GHRP6, (GnRH) which displays significantly greater biological activity compared to the natural peptide. This is because it has an increased affinity for GnRH receptors and a prolonged or lengthened half-life as a result of its resistance to enzymatic degradation.


Triptorelin is a GnRH agonist as it inhibits the release of gonadotropin when given over a sustained period of time in therapeutic doses. animal studies have shown that the administration of triptorelin results in an initial but short-lasting increase in the levels of lutenizing hormone (LH), testosterone as well as the follicle stimulating hormone (FSH). In 14-day oestrus suppression analysis in rats, triptorelin exhibited 100 times greater potency compared to the natural gonadotropin-releasing hormone.

In preclinical studies commissioned to establish the effective doses, a single dose of 100 g injected in mice via the vaginal canal resulted in a increase in LH levels which peaked 3 hours later.

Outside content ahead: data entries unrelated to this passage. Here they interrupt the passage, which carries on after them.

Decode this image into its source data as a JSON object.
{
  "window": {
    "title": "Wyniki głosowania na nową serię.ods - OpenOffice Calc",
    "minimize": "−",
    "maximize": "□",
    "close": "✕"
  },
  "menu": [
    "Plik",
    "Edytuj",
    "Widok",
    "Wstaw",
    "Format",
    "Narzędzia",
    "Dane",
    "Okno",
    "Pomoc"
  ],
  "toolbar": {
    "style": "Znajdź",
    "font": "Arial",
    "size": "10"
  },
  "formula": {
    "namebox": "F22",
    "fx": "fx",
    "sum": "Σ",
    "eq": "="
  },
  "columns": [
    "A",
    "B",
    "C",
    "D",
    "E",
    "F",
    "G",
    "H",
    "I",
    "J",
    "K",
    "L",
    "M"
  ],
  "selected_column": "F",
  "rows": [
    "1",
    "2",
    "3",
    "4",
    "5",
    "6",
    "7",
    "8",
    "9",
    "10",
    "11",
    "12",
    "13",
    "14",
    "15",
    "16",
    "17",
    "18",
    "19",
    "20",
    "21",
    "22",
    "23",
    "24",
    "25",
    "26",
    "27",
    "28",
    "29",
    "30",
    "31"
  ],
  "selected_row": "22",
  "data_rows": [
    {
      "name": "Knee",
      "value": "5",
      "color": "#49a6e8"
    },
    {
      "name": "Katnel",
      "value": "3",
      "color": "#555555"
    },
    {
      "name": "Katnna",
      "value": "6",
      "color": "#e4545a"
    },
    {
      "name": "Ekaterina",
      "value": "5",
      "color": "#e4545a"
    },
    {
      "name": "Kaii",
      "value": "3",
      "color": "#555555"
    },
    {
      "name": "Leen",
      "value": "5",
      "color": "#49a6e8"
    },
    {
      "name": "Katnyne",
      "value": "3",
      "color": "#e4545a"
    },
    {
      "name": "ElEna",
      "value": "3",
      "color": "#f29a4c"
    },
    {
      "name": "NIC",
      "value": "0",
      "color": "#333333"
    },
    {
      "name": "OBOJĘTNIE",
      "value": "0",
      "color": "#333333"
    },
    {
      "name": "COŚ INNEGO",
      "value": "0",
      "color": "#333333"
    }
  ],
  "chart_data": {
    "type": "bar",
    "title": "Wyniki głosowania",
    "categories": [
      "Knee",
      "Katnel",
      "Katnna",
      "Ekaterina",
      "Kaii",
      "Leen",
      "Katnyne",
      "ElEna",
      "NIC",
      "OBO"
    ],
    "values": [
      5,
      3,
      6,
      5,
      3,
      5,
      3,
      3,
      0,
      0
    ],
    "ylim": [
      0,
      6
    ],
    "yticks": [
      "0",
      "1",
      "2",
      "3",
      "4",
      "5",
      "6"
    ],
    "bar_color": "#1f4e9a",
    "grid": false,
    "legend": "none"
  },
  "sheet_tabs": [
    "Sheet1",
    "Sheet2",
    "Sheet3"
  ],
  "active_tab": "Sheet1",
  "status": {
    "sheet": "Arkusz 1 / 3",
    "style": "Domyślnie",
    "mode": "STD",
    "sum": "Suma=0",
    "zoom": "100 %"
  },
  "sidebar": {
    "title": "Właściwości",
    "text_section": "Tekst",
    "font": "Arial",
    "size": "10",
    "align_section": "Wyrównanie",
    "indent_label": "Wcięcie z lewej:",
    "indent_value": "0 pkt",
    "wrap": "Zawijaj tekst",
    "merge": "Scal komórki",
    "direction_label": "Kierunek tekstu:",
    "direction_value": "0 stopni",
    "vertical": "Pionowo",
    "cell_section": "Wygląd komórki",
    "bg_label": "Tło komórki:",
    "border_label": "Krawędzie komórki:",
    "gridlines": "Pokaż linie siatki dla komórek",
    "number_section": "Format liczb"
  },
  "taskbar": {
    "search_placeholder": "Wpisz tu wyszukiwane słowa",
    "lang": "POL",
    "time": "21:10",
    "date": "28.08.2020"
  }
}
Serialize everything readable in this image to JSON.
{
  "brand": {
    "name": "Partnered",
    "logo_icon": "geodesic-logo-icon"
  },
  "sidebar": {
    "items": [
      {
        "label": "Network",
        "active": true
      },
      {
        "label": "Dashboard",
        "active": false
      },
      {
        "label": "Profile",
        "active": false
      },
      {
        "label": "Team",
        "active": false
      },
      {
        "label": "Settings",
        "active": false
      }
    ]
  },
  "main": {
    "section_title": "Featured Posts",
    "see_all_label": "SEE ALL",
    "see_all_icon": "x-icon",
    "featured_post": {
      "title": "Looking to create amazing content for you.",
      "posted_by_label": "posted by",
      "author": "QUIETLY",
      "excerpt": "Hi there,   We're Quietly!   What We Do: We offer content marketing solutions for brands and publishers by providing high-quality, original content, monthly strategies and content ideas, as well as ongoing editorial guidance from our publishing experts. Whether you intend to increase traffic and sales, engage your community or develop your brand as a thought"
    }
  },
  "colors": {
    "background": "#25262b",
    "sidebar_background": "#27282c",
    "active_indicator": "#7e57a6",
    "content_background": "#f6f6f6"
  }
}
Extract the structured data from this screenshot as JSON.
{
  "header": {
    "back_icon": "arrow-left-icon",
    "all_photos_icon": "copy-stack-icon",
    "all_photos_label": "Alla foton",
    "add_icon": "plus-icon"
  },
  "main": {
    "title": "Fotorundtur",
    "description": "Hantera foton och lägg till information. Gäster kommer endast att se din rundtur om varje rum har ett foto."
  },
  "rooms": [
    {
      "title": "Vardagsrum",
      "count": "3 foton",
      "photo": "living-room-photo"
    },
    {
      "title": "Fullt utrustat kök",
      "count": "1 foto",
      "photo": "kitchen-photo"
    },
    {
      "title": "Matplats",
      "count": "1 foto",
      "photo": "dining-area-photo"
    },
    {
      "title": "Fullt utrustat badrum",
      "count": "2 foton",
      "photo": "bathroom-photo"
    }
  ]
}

When assessed 24 hours later, the levels of LH in the blood had decreased considerably and from 30-35 hrs, had returned to the pre-dose levels in all the animals.

Secondary pharmacodynamical effects are expected following the sustained parenteral administration due to pituitary desensitization. The consequent gonadal suppression and decrease in serum sex steroids was corroborated by use in human medicine.


Due to the similaritiesĀ  (GnRH), the pharmacokinetics activities of triptorelin are very comparable to those of GnRH. This was confirmed by data which revealed that there was a triphasic decline in plasma in mice. There was also a very significant volume of distribution to the tissues and degradation into inactive components by peptidases, majorly in the kidneys and liver, but also in some other tissues like the pituitary. These patterns of distribution were generally similar for all the GnRH analogues.

When it comes to differences in pharmacokinetics, triptorelin does have a longer half-life than GnRH, and a substantial amount of the parenteral dose was excreted in urine as unaltered peptide. This is due to the single amino acid substitution, D-tryptophan6 rather than glycine6, which results in enhanced protection from degradation by peptidases. This is also the reason for the high affinity for pituitary receptors.


Target animal safety studies have shown that Triptorelin is safe when intravaginal administration was done. Similarly, oral doses did not produce any major biological or toxicological effects, whether it is on LH levels, oestrus cycling or in any other microscopic changes. Over a period of 45 days, repeat doses of up to 4 g/kg bw were administered orally to rats, the result being no increases in LH levels were observed at the beginning and end of the observation period. On the 14th day, a single injection of 400 g was administered under the skin, before the oral dose was given. The effects induced were similar to the known pharmacological effects that have been documented, such as a decrease in the testosterone levels in male mice and loss of spermatogenesis. The effect in female rats was a decrease in progesterone and the ultimate cessation of the oestrus cycle.

Continuous long-term exposure of Triptorelin through the parenteral route can have toxic effects on reproduction. Due to the low availability, oral administration is not expected to affect reproduction.